Since I have visited at least 100 used bookstores across the US (and many in Europe) perhaps I have in mind what I like to call the archetypal bookstore. I know it is a place that I have created from all I have experienced before. I take pride in meeting and exceeding my customers’ reading needs and recommending authors that might interest them. Even though it is time consuming I do order books that I do not have in the shop, as I feel this is a necessary service. My shop has become a focal point of the reading and music community (I am also a musician and sell vinyl records and cds in my shop, featuring local talent as well as vintage jazz, blues and rock). There are also the local poets that meet once a month for an open mic. I enjoy helping my customers and I know they appreciate what I provide. They show it in so many ways.

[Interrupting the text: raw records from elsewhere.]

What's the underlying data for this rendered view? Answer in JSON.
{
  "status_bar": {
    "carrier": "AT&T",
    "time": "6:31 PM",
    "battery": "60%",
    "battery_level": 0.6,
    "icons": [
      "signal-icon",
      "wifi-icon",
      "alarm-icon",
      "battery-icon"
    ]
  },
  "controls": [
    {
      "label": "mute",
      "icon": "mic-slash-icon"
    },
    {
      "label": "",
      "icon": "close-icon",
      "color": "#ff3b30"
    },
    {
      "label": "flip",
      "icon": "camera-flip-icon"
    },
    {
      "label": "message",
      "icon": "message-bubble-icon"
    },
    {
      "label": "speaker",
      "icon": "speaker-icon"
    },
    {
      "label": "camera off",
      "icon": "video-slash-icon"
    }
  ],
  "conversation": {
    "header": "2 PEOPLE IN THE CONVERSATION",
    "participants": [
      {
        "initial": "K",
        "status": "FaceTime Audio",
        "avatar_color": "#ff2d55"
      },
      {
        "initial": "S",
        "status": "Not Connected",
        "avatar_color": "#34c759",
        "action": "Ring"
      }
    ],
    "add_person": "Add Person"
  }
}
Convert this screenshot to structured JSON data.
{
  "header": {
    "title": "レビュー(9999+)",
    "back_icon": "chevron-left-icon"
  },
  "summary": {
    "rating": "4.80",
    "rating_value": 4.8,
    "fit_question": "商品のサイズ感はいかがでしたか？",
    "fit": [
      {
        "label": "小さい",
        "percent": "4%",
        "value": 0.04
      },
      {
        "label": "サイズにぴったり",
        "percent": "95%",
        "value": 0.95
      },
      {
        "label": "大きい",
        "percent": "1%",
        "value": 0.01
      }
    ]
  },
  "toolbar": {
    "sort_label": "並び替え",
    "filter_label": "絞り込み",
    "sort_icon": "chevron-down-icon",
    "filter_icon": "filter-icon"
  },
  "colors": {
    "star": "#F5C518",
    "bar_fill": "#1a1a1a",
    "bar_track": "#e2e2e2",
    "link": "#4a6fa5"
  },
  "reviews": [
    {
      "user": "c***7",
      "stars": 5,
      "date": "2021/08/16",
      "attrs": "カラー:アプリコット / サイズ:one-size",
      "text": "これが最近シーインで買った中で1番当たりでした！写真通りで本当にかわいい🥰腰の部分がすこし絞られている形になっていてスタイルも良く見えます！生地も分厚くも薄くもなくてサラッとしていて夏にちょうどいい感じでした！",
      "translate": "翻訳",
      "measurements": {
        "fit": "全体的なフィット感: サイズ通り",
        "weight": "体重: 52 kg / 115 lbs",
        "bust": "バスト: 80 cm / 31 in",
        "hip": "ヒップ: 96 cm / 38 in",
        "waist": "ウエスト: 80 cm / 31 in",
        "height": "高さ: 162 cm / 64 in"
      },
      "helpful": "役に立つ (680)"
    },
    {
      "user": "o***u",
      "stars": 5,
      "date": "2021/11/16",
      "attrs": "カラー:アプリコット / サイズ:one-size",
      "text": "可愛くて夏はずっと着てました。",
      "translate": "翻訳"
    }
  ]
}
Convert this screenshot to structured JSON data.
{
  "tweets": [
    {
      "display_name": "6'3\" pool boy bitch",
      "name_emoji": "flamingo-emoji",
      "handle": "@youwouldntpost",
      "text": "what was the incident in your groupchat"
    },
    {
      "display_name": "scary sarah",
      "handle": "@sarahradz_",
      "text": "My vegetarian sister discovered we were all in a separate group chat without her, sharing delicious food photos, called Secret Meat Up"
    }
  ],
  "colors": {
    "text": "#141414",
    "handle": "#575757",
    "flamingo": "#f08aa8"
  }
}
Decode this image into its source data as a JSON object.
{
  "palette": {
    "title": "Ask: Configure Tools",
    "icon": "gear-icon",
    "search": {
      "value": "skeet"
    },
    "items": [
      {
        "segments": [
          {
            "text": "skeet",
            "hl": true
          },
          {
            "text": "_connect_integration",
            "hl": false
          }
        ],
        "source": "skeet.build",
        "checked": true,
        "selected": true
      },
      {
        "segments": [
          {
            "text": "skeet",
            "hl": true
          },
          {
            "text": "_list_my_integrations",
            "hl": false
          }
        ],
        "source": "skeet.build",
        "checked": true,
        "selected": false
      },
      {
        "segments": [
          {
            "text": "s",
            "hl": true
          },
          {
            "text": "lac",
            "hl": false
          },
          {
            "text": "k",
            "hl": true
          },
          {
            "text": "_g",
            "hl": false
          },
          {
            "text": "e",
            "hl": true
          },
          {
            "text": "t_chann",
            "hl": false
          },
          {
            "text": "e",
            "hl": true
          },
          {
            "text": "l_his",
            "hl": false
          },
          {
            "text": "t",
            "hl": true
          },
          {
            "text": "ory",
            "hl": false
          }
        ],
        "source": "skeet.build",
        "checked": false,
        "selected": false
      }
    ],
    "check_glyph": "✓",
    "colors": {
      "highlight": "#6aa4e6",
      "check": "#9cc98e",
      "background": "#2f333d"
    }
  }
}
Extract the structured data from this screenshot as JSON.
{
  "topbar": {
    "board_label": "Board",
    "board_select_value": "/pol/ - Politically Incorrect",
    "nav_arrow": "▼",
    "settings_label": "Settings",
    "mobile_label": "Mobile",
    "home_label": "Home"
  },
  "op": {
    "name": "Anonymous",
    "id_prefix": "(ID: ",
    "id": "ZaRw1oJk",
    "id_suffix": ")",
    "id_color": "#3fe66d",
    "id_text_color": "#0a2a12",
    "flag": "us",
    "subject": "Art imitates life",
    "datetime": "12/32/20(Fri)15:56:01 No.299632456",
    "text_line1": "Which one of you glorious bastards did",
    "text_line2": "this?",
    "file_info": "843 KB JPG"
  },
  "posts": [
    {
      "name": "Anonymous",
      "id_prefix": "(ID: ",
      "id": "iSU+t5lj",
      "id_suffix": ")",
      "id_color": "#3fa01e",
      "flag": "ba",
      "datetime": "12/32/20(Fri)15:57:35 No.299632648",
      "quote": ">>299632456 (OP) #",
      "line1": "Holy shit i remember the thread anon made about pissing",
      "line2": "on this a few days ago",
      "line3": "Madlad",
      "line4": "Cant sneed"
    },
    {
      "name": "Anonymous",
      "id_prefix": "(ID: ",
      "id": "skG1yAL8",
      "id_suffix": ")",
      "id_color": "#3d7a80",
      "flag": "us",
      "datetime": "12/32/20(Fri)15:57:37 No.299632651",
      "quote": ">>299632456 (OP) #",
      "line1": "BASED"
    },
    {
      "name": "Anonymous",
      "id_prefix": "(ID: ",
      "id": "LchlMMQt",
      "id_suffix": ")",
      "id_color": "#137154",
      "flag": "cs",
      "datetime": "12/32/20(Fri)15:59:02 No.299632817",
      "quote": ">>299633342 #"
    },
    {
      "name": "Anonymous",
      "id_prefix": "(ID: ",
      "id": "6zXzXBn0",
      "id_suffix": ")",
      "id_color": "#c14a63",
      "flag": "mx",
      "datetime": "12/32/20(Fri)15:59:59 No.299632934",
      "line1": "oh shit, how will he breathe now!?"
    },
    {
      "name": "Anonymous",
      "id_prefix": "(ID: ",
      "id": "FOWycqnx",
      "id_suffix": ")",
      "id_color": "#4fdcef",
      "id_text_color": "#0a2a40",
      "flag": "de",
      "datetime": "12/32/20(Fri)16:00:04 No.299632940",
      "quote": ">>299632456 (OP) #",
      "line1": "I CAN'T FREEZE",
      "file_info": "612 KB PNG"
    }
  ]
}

I started listing online almost from the opening of my shop. Abe was the first. I quickly learned of Alibris and others, and currently list on those as well as IOBAbooks, Amazon, Choose/ZVAB and my own site. The credo to which I have adhered is that I will not list books that are readily available. If there are more than 25 copies of it and the prices start low, I will skip it. My minimum price to list online now is $20. Like many others, Amazon seems to sell more books than any other site. I sell fairly esoteric titles there. Also, I must say, sales are good there because of name recognition. I know from experience that even college professors look to Amazon first.
I started a list serv for owners of brick and mortar shops four years ago, because I could not find a consortium online. To date, I have over 250 members from all over and I am very proud of the group’s intelligence, kindness and success. It has been quite a wonderful resource for those of us with brick and mortar as well as online book sales. http://finance.groups.yahoo.com/group/oldbookstore.
In addition to my full-time work with my shop and online sales, I am a wedding officiant. I create custom wedding ceremonies for couples wanting something unique and different. www.creativeweddings-somd.com.
I have spent the last year on the membership committee of IOBA and I have found it very rewarding. I am honored to be part of this organization, which is upholding the highest standards of bookselling online. I hope that through the ongoing dialogue and profiles of online sellers, we can all benefit from this excellent organization.
Joe Orlando operates Fenwick Street Used Books and Music in Leonardtown, MD.
IOBA Standard, Fall Edition 2007, Volume 8, No. 4.
Check out the Independent Online Booksellers Association Website